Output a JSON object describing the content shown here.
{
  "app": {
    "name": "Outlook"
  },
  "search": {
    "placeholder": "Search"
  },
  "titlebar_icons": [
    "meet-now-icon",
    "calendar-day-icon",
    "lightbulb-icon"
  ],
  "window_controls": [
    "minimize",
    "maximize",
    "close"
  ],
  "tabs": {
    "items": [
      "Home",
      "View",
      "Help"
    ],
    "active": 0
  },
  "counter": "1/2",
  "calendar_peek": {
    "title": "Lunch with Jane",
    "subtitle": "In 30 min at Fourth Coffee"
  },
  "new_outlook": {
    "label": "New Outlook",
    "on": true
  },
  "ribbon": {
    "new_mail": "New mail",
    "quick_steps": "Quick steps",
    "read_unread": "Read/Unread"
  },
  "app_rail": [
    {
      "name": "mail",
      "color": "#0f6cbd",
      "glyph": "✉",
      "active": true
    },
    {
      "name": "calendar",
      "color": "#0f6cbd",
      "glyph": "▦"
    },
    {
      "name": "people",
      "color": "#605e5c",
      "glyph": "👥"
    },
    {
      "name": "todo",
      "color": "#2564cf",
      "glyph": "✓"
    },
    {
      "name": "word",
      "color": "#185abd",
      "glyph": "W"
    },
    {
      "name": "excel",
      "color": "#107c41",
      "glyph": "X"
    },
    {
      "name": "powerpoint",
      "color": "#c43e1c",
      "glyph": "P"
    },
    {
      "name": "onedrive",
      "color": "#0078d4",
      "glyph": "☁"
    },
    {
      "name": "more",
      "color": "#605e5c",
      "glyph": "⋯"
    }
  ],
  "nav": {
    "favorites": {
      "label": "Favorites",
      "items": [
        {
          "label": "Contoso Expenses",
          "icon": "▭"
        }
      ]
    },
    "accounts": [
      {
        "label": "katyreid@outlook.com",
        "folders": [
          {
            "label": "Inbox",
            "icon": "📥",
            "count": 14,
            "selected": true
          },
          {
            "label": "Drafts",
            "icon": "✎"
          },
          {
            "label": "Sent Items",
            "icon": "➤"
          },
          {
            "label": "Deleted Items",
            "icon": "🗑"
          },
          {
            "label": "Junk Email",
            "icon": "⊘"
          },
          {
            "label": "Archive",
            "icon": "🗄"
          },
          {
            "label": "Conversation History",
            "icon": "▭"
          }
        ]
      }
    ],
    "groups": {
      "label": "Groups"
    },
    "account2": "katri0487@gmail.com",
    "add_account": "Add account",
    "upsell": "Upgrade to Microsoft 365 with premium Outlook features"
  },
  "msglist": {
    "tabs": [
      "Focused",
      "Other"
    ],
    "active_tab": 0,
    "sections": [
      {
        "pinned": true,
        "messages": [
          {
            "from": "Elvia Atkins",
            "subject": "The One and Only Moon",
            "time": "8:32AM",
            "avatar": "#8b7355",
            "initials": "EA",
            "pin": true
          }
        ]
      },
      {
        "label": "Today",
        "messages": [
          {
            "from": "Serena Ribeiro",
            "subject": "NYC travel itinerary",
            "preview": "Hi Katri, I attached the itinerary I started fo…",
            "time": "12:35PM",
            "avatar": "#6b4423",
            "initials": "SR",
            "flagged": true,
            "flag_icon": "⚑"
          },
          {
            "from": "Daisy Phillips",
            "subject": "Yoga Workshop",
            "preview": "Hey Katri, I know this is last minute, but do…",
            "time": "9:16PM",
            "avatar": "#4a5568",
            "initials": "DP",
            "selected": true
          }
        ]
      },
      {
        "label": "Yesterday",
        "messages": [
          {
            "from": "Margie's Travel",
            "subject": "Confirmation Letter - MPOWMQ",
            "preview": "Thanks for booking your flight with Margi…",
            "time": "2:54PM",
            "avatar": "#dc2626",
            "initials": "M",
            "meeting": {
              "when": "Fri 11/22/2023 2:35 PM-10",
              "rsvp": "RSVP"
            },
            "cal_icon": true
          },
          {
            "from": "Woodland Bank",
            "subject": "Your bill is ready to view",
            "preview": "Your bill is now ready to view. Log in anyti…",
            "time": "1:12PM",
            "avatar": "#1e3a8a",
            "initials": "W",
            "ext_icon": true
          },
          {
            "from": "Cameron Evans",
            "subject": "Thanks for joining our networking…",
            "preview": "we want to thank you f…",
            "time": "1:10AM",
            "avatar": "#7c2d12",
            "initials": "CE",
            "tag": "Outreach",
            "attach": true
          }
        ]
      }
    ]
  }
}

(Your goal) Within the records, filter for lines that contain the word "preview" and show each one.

(Worked solution)
            "preview": "Hi Katri, I attached the itinerary I started fo…",
            "preview": "Hey Katri, I know this is last minute, but do…",
            "preview": "Thanks for booking your flight with Margi…",
            "preview": "Your bill is now ready to view. Log in anyti…",
            "preview": "we want to thank you f…",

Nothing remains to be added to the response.